“I want to tell you something,” he wrote.
“If you want to say it, make it quick,” I wrote, my curiosity getting the best of me while I was still in shock.
“I wanted to f#ck you.”
“Um … back in 1990?”
I was thinking, dude, you were a 21 year old college student. You wanted to f#ck me and everything else with a vagina, and you haven’t seen me in nearly two decades. How flattered could I possibly be by this admission?
“Who’s to say I’ve aged well?” I wrote.
Whatever. Still being painfully polite, I pressed my deadlines and insisted that I had to get down to business, leaving it at that and signing off. Ugh.
Later that night, I was lying in bed, feeling gross, and really, really uncomfortable, and confused as to whether or not to tell Joe. There wasn’t necessarily anything to be gained by it, and I really didn’t know how he’d react, so at first, I thought I wouldn’t.
But as the next day wore on, and I chewed on it more, I decided I needed to tell him. I didn’t want to have this weird, stupid secret from him, and if we ran into this guy again one day, I wanted Joe to know why I would feel uncomfortable.
So that evening, I shakily told Joe that I needed to tell him something. But as awkward as it was for me to get out the words, Joe pretty much shrugged his shoulders and treated it as a non-event.
I said, “I guess I thought you’d be angry. I’m not saying I’m disappointed that you aren’t, it’s just – I’m surprised.”

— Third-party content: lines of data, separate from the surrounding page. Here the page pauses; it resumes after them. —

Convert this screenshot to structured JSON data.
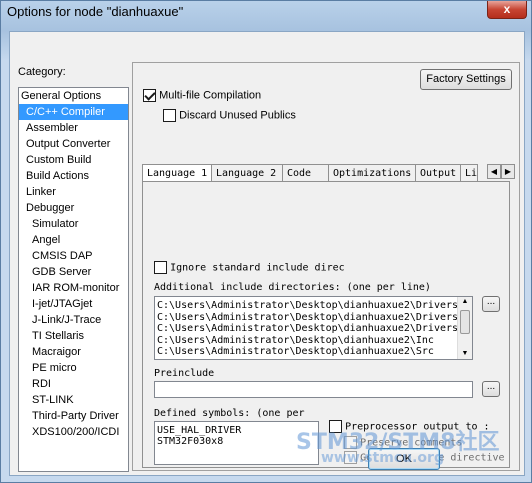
{
  "window": {
    "title": "Options for node \"dianhuaxue\"",
    "close_glyph": "x"
  },
  "category": {
    "label": "Category:",
    "items": [
      {
        "label": "General Options",
        "indent": false
      },
      {
        "label": "C/C++ Compiler",
        "indent": true,
        "selected": true
      },
      {
        "label": "Assembler",
        "indent": true
      },
      {
        "label": "Output Converter",
        "indent": true
      },
      {
        "label": "Custom Build",
        "indent": true
      },
      {
        "label": "Build Actions",
        "indent": true
      },
      {
        "label": "Linker",
        "indent": true
      },
      {
        "label": "Debugger",
        "indent": true
      },
      {
        "label": "Simulator",
        "indent": true,
        "deep": true
      },
      {
        "label": "Angel",
        "indent": true,
        "deep": true
      },
      {
        "label": "CMSIS DAP",
        "indent": true,
        "deep": true
      },
      {
        "label": "GDB Server",
        "indent": true,
        "deep": true
      },
      {
        "label": "IAR ROM-monitor",
        "indent": true,
        "deep": true
      },
      {
        "label": "I-jet/JTAGjet",
        "indent": true,
        "deep": true
      },
      {
        "label": "J-Link/J-Trace",
        "indent": true,
        "deep": true
      },
      {
        "label": "TI Stellaris",
        "indent": true,
        "deep": true
      },
      {
        "label": "Macraigor",
        "indent": true,
        "deep": true
      },
      {
        "label": "PE micro",
        "indent": true,
        "deep": true
      },
      {
        "label": "RDI",
        "indent": true,
        "deep": true
      },
      {
        "label": "ST-LINK",
        "indent": true,
        "deep": true
      },
      {
        "label": "Third-Party Driver",
        "indent": true,
        "deep": true
      },
      {
        "label": "XDS100/200/ICDI",
        "indent": true,
        "deep": true
      }
    ]
  },
  "options": {
    "factory_settings": "Factory Settings",
    "multi_file": "Multi-file Compilation",
    "discard_unused": "Discard Unused Publics",
    "tabs": [
      "Language 1",
      "Language 2",
      "Code",
      "Optimizations",
      "Output",
      "Li"
    ],
    "ignore_std": "Ignore standard include direc",
    "additional_include_label": "Additional include directories: (one per line)",
    "include_dirs": [
      "C:\\Users\\Administrator\\Desktop\\dianhuaxue2\\Drivers\\",
      "C:\\Users\\Administrator\\Desktop\\dianhuaxue2\\Drivers\\",
      "C:\\Users\\Administrator\\Desktop\\dianhuaxue2\\Drivers\\",
      "C:\\Users\\Administrator\\Desktop\\dianhuaxue2\\Inc",
      "C:\\Users\\Administrator\\Desktop\\dianhuaxue2\\Src"
    ],
    "browse": "...",
    "preinclude_label": "Preinclude",
    "preinclude_value": "",
    "defined_symbols_label": "Defined symbols: (one per",
    "defined_symbols": [
      "USE_HAL_DRIVER",
      "STM32F030x8"
    ],
    "preprocessor_output": "Preprocessor output to :",
    "preserve_comments": "Preserve comments",
    "generate_line": "Generate #line directive"
  },
  "footer": {
    "ok": "OK",
    "watermark": "STM32/STM8社区",
    "watermark_url": "www.stmcu.org"
  }
}
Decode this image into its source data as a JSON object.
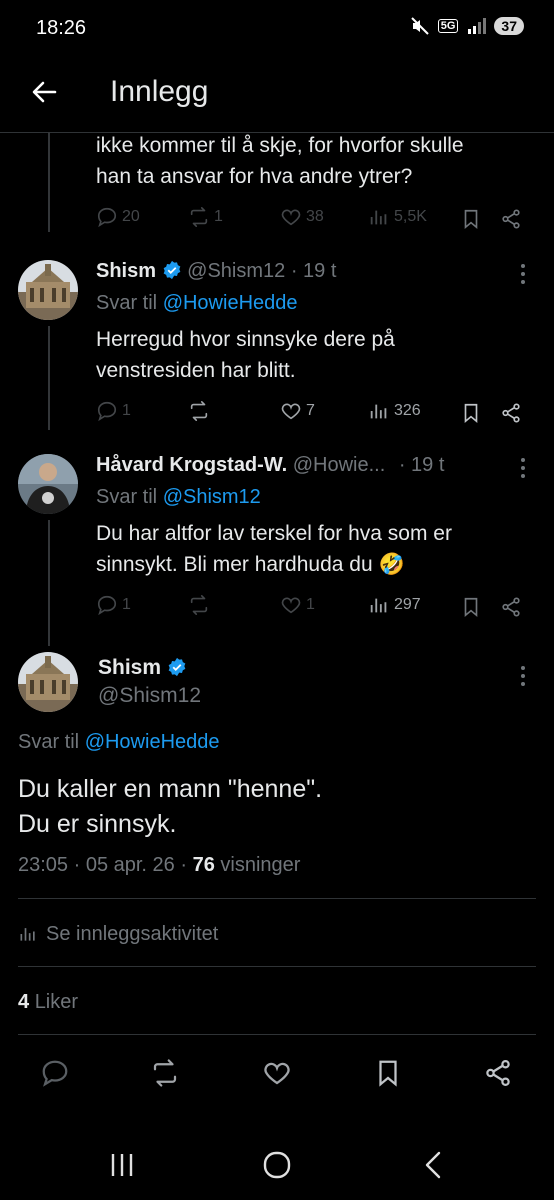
{
  "status": {
    "time": "18:26",
    "battery": "37",
    "network": "5G"
  },
  "header": {
    "title": "Innlegg"
  },
  "tweet_top": {
    "text_line1": "ikke kommer til å skje, for hvorfor skulle",
    "text_line2": "han ta ansvar for hva andre ytrer?",
    "replies": "20",
    "reposts": "1",
    "likes": "38",
    "views": "5,5K"
  },
  "tweet_shism": {
    "name": "Shism",
    "handle": "@Shism12",
    "time": "· 19 t",
    "reply_prefix": "Svar til",
    "reply_to": "@HowieHedde",
    "text_line1": "Herregud hvor sinnsyke dere på",
    "text_line2": "venstresiden har blitt.",
    "replies": "1",
    "reposts": "",
    "likes": "7",
    "views": "326"
  },
  "tweet_havard": {
    "name": "Håvard Krogstad-W.",
    "handle": "@Howie...",
    "time": "· 19 t",
    "reply_prefix": "Svar til",
    "reply_to": "@Shism12",
    "text_line1": "Du har altfor lav terskel for hva som er",
    "text_line2": "sinnsykt. Bli mer hardhuda du 🤣",
    "replies": "1",
    "reposts": "",
    "likes": "1",
    "views": "297"
  },
  "main_tweet": {
    "name": "Shism",
    "handle": "@Shism12",
    "reply_prefix": "Svar til",
    "reply_to": "@HowieHedde",
    "text_line1": "Du kaller en mann \"henne\".",
    "text_line2": "Du er sinnsyk.",
    "timestamp": "23:05 · 05 apr. 26 ·",
    "views_count": "76",
    "views_label": "visninger",
    "activity_label": "Se innleggsaktivitet",
    "likes_count": "4",
    "likes_label": "Liker"
  },
  "colors": {
    "background": "#000000",
    "text": "#e7e9ea",
    "muted": "#71767b",
    "link": "#1d9bf0",
    "divider": "#2f3336"
  }
}
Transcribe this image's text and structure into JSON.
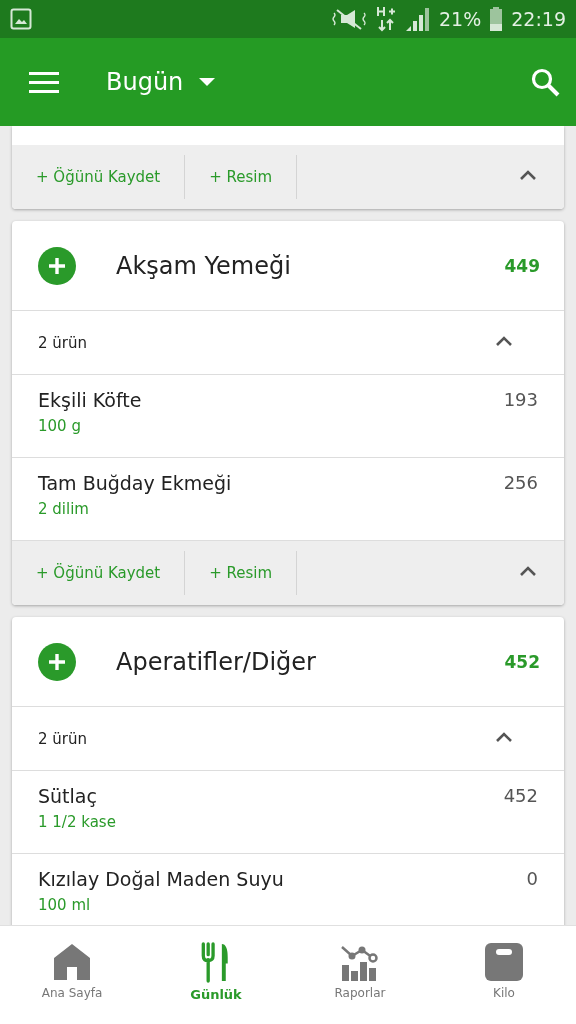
{
  "status_bar": {
    "battery": "21%",
    "time": "22:19"
  },
  "app_bar": {
    "title": "Bugün"
  },
  "previous_meal": {
    "actions": [
      "+ Öğünü Kaydet",
      "+ Resim"
    ],
    "expanded": true
  },
  "meals": [
    {
      "name": "Akşam Yemeği",
      "calories": "449",
      "item_count": "2 ürün",
      "expanded": true,
      "actions": [
        "+ Öğünü Kaydet",
        "+ Resim"
      ],
      "items": [
        {
          "name": "Ekşili Köfte",
          "amount": "100 g",
          "calories": "193"
        },
        {
          "name": "Tam Buğday Ekmeği",
          "amount": "2 dilim",
          "calories": "256"
        }
      ]
    },
    {
      "name": "Aperatifler/Diğer",
      "calories": "452",
      "item_count": "2 ürün",
      "expanded": true,
      "items": [
        {
          "name": "Sütlaç",
          "amount": "1 1/2 kase",
          "calories": "452"
        },
        {
          "name": "Kızılay Doğal Maden Suyu",
          "amount": "100 ml",
          "calories": "0"
        }
      ]
    }
  ],
  "bottom_nav": [
    {
      "kind": "home",
      "label": "Ana Sayfa",
      "selected": false
    },
    {
      "kind": "diary",
      "label": "Günlük",
      "selected": true
    },
    {
      "kind": "reports",
      "label": "Raporlar",
      "selected": false
    },
    {
      "kind": "weight",
      "label": "Kilo",
      "selected": false
    }
  ]
}
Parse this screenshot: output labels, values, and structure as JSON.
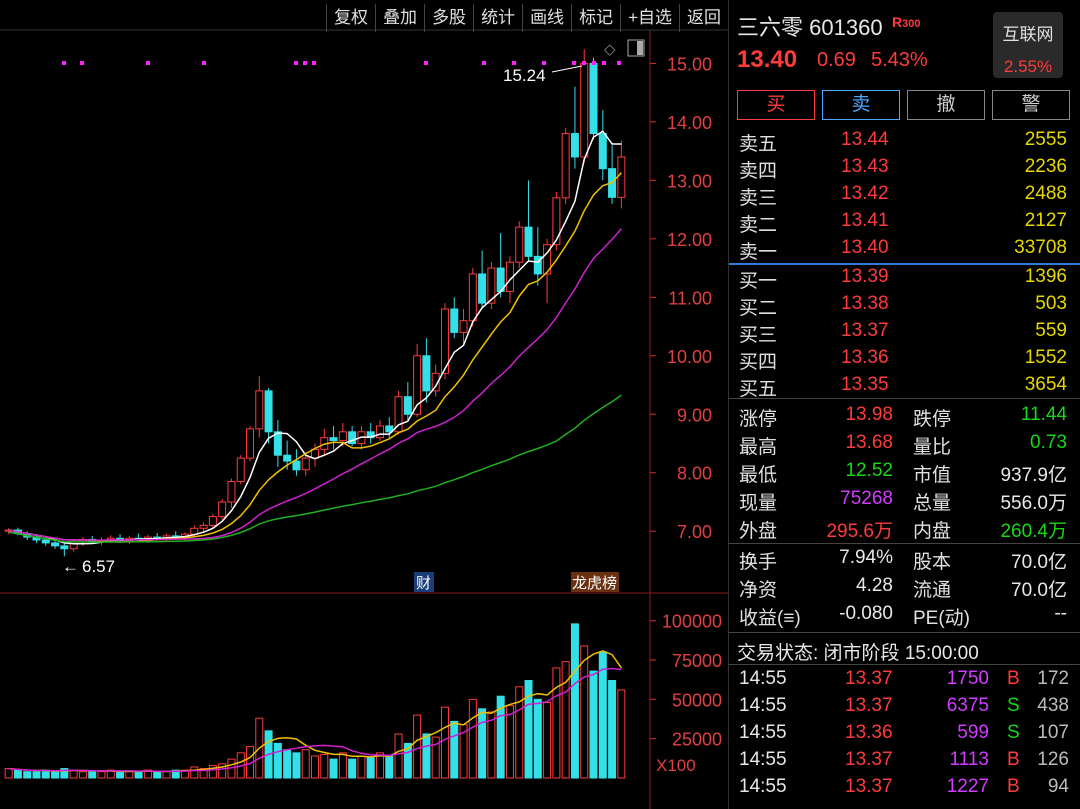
{
  "toolbar": [
    "复权",
    "叠加",
    "多股",
    "统计",
    "画线",
    "标记",
    "+自选",
    "返回"
  ],
  "stock": {
    "name": "三六零",
    "code": "601360",
    "badge": "R",
    "badge_sub": "300",
    "price": "13.40",
    "change": "0.69",
    "pct": "5.43%",
    "sector": "互联网",
    "sector_pct": "2.55%"
  },
  "actions": {
    "buy": "买",
    "sell": "卖",
    "cancel": "撤",
    "alert": "警"
  },
  "asks": [
    {
      "label": "卖五",
      "price": "13.44",
      "vol": "2555"
    },
    {
      "label": "卖四",
      "price": "13.43",
      "vol": "2236"
    },
    {
      "label": "卖三",
      "price": "13.42",
      "vol": "2488"
    },
    {
      "label": "卖二",
      "price": "13.41",
      "vol": "2127"
    },
    {
      "label": "卖一",
      "price": "13.40",
      "vol": "33708"
    }
  ],
  "bids": [
    {
      "label": "买一",
      "price": "13.39",
      "vol": "1396"
    },
    {
      "label": "买二",
      "price": "13.38",
      "vol": "503"
    },
    {
      "label": "买三",
      "price": "13.37",
      "vol": "559"
    },
    {
      "label": "买四",
      "price": "13.36",
      "vol": "1552"
    },
    {
      "label": "买五",
      "price": "13.35",
      "vol": "3654"
    }
  ],
  "stats": [
    {
      "l1": "涨停",
      "v1": "13.98",
      "c1": "red",
      "l2": "跌停",
      "v2": "11.44",
      "c2": "grn"
    },
    {
      "l1": "最高",
      "v1": "13.68",
      "c1": "red",
      "l2": "量比",
      "v2": "0.73",
      "c2": "grn"
    },
    {
      "l1": "最低",
      "v1": "12.52",
      "c1": "grn",
      "l2": "市值",
      "v2": "937.9亿",
      "c2": "wht"
    },
    {
      "l1": "现量",
      "v1": "75268",
      "c1": "mag",
      "l2": "总量",
      "v2": "556.0万",
      "c2": "wht"
    },
    {
      "l1": "外盘",
      "v1": "295.6万",
      "c1": "red",
      "l2": "内盘",
      "v2": "260.4万",
      "c2": "grn"
    }
  ],
  "stats2": [
    {
      "l1": "换手",
      "v1": "7.94%",
      "l2": "股本",
      "v2": "70.0亿"
    },
    {
      "l1": "净资",
      "v1": "4.28",
      "l2": "流通",
      "v2": "70.0亿"
    },
    {
      "l1": "收益(≡)",
      "v1": "-0.080",
      "l2": "PE(动)",
      "v2": "--"
    }
  ],
  "trade_status": "交易状态: 闭市阶段 15:00:00",
  "ticks": [
    {
      "t": "14:55",
      "p": "13.37",
      "v": "1750",
      "s": "B",
      "n": "172"
    },
    {
      "t": "14:55",
      "p": "13.37",
      "v": "6375",
      "s": "S",
      "n": "438"
    },
    {
      "t": "14:55",
      "p": "13.36",
      "v": "599",
      "s": "S",
      "n": "107"
    },
    {
      "t": "14:55",
      "p": "13.37",
      "v": "1113",
      "s": "B",
      "n": "126"
    },
    {
      "t": "14:55",
      "p": "13.37",
      "v": "1227",
      "s": "B",
      "n": "94"
    }
  ],
  "chart_data": {
    "type": "candlestick",
    "price_ticks": [
      "15.00",
      "14.00",
      "13.00",
      "12.00",
      "11.00",
      "10.00",
      "9.00",
      "8.00",
      "7.00"
    ],
    "vol_ticks": [
      "100000",
      "75000",
      "50000",
      "25000"
    ],
    "vol_unit": "X100",
    "annotations": {
      "high": "15.24",
      "low": "6.57",
      "fin": "财",
      "rank": "龙虎榜"
    },
    "ylim": [
      6.2,
      15.4
    ],
    "candles": [
      [
        7.0,
        7.05,
        6.95,
        7.02
      ],
      [
        7.02,
        7.06,
        6.93,
        6.96
      ],
      [
        6.96,
        7.0,
        6.85,
        6.9
      ],
      [
        6.9,
        6.95,
        6.8,
        6.85
      ],
      [
        6.85,
        6.92,
        6.75,
        6.8
      ],
      [
        6.8,
        6.88,
        6.7,
        6.75
      ],
      [
        6.75,
        6.82,
        6.57,
        6.7
      ],
      [
        6.7,
        6.86,
        6.65,
        6.82
      ],
      [
        6.82,
        6.9,
        6.75,
        6.86
      ],
      [
        6.86,
        6.92,
        6.78,
        6.82
      ],
      [
        6.82,
        6.9,
        6.76,
        6.85
      ],
      [
        6.85,
        6.93,
        6.8,
        6.88
      ],
      [
        6.88,
        6.95,
        6.8,
        6.84
      ],
      [
        6.84,
        6.92,
        6.78,
        6.88
      ],
      [
        6.88,
        6.96,
        6.82,
        6.86
      ],
      [
        6.86,
        6.94,
        6.8,
        6.9
      ],
      [
        6.9,
        6.97,
        6.84,
        6.88
      ],
      [
        6.88,
        6.96,
        6.82,
        6.92
      ],
      [
        6.92,
        7.0,
        6.86,
        6.9
      ],
      [
        6.9,
        6.98,
        6.84,
        6.95
      ],
      [
        6.95,
        7.1,
        6.9,
        7.05
      ],
      [
        7.05,
        7.15,
        6.98,
        7.1
      ],
      [
        7.1,
        7.3,
        7.05,
        7.25
      ],
      [
        7.25,
        7.55,
        7.2,
        7.5
      ],
      [
        7.5,
        7.9,
        7.4,
        7.85
      ],
      [
        7.85,
        8.3,
        7.8,
        8.25
      ],
      [
        8.25,
        8.8,
        8.2,
        8.75
      ],
      [
        8.75,
        9.65,
        8.6,
        9.4
      ],
      [
        9.4,
        9.45,
        8.5,
        8.7
      ],
      [
        8.7,
        8.9,
        8.1,
        8.3
      ],
      [
        8.3,
        8.55,
        8.05,
        8.2
      ],
      [
        8.2,
        8.4,
        7.95,
        8.05
      ],
      [
        8.05,
        8.35,
        7.95,
        8.25
      ],
      [
        8.25,
        8.5,
        8.1,
        8.4
      ],
      [
        8.4,
        8.75,
        8.3,
        8.6
      ],
      [
        8.6,
        8.8,
        8.4,
        8.55
      ],
      [
        8.55,
        8.85,
        8.45,
        8.7
      ],
      [
        8.7,
        8.8,
        8.45,
        8.5
      ],
      [
        8.5,
        8.8,
        8.4,
        8.7
      ],
      [
        8.7,
        8.85,
        8.5,
        8.6
      ],
      [
        8.6,
        8.9,
        8.55,
        8.8
      ],
      [
        8.8,
        8.95,
        8.6,
        8.7
      ],
      [
        8.7,
        9.4,
        8.65,
        9.3
      ],
      [
        9.3,
        9.55,
        8.9,
        9.0
      ],
      [
        9.0,
        10.2,
        8.95,
        10.0
      ],
      [
        10.0,
        10.3,
        9.2,
        9.4
      ],
      [
        9.4,
        9.85,
        9.3,
        9.7
      ],
      [
        9.7,
        10.9,
        9.6,
        10.8
      ],
      [
        10.8,
        11.0,
        10.3,
        10.4
      ],
      [
        10.4,
        10.8,
        10.2,
        10.6
      ],
      [
        10.6,
        11.5,
        10.5,
        11.4
      ],
      [
        11.4,
        11.8,
        10.8,
        10.9
      ],
      [
        10.9,
        11.6,
        10.8,
        11.5
      ],
      [
        11.5,
        12.1,
        11.0,
        11.1
      ],
      [
        11.1,
        11.7,
        10.9,
        11.6
      ],
      [
        11.6,
        12.3,
        11.5,
        12.2
      ],
      [
        12.2,
        13.0,
        11.6,
        11.7
      ],
      [
        11.7,
        12.2,
        11.2,
        11.4
      ],
      [
        11.4,
        12.0,
        10.9,
        11.9
      ],
      [
        11.9,
        12.8,
        11.8,
        12.7
      ],
      [
        12.7,
        13.9,
        12.6,
        13.8
      ],
      [
        13.8,
        14.6,
        13.2,
        13.4
      ],
      [
        13.4,
        15.24,
        13.3,
        15.0
      ],
      [
        15.0,
        15.1,
        13.7,
        13.8
      ],
      [
        13.8,
        14.2,
        13.0,
        13.2
      ],
      [
        13.2,
        13.6,
        12.6,
        12.71
      ],
      [
        12.71,
        13.68,
        12.52,
        13.4
      ]
    ],
    "volumes": [
      6,
      5,
      4,
      4,
      5,
      4,
      6,
      5,
      4,
      4,
      4,
      5,
      4,
      4,
      4,
      5,
      4,
      4,
      5,
      5,
      7,
      6,
      8,
      9,
      12,
      16,
      20,
      38,
      30,
      22,
      18,
      16,
      18,
      14,
      15,
      12,
      16,
      12,
      14,
      13,
      16,
      14,
      28,
      22,
      40,
      28,
      26,
      45,
      36,
      34,
      50,
      44,
      42,
      52,
      46,
      58,
      62,
      50,
      48,
      70,
      74,
      98,
      84,
      68,
      80,
      62,
      56
    ],
    "ma5_end": 13.78,
    "ma10_end": 13.05,
    "ma20_end": 12.0,
    "ma60_end": 9.22
  }
}
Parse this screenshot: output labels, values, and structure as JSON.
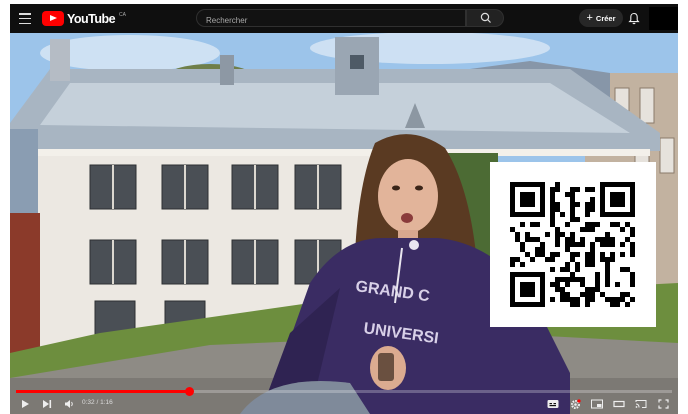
{
  "header": {
    "logo_text": "YouTube",
    "logo_country": "CA",
    "search_placeholder": "Rechercher",
    "create_label": "Créer"
  },
  "player": {
    "current_time": "0:32",
    "duration": "1:16",
    "time_display": "0:32 / 1:16",
    "progress": 0.265,
    "buttons": [
      "play",
      "next",
      "volume",
      "captions",
      "settings",
      "miniplayer",
      "theater",
      "cast",
      "fullscreen"
    ]
  },
  "colors": {
    "brand": "#ff0000",
    "background": "#0f0f0f",
    "progress": "#ff0000"
  }
}
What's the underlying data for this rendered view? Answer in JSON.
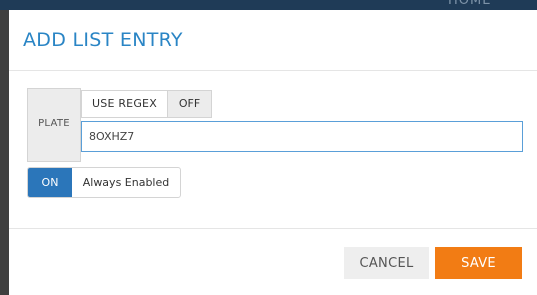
{
  "background": {
    "top_text": "HOME"
  },
  "modal": {
    "title": "ADD LIST ENTRY",
    "plate": {
      "label": "PLATE",
      "regex_label": "USE REGEX",
      "regex_toggle": "OFF",
      "input_value": "8OXHZ7"
    },
    "enabled": {
      "toggle": "ON",
      "label": "Always Enabled"
    },
    "footer": {
      "cancel_label": "CANCEL",
      "save_label": "SAVE"
    }
  },
  "colors": {
    "title": "#2a85c5",
    "on_toggle": "#2b76ba",
    "save_button": "#f27c14",
    "input_border": "#5a9fd8"
  }
}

“I’m a little pissed off at him,” Joe said, “but clearly he’s kind of an unhappy guy, and my life is better than his.”
Have I mentioned that I adore Joe?
Anyway, in some odd way, my telling Joe about the whole thing made me feel closer to him. And while I initially kept the experience a secret, remembering my promises of discretion (to a guy who abused my trust and goodwill), I’ve come to realize that my harassment and extreme discomfort trump any pledge I made while thinking that I was helping out an old friend.
One girlfriend of mine mentioned how she kind of missed the occasional ego boost that comes with being hit on, and while I agree with that, this doesn’t qualify. If someone who saw and interacted with me now tried it, then at least I could feel flattered. But someone who’s getting off on who and what I used to be? Meaningless.
If nothing else, this stupid experience has made me think about how my younger, more free-wheeling dating days were often fun, but I don’t at all miss them. At that time in my life, I made some really dumb choices out of vanity; was plagued by self-doubt; and I hurt people I shouldn’t have hurt – both through a lack of personal courage and a regrettable tendency toward self-absorption.
That’s typical, of course. You’re freaking out in your twenties and early thirties, constantly scrambling to figure out and get a career that you can live with while also determining if you’re built for solitude or a long-term partnership (and if it’s the latter, who that partner might be). But now that I’ve arrived here, I don’t look back.
I tell myself that that’s why my thoughts and reactions were so far removed from the basic, obvious thing that was staring me in the face on my laptop that Friday night. I hadn’t even intellectually visited my former self since I’d married Joe, and later, had Lily. And why on earth would I?
I like where I am now. I don’t want to go back. I’m good, thanks.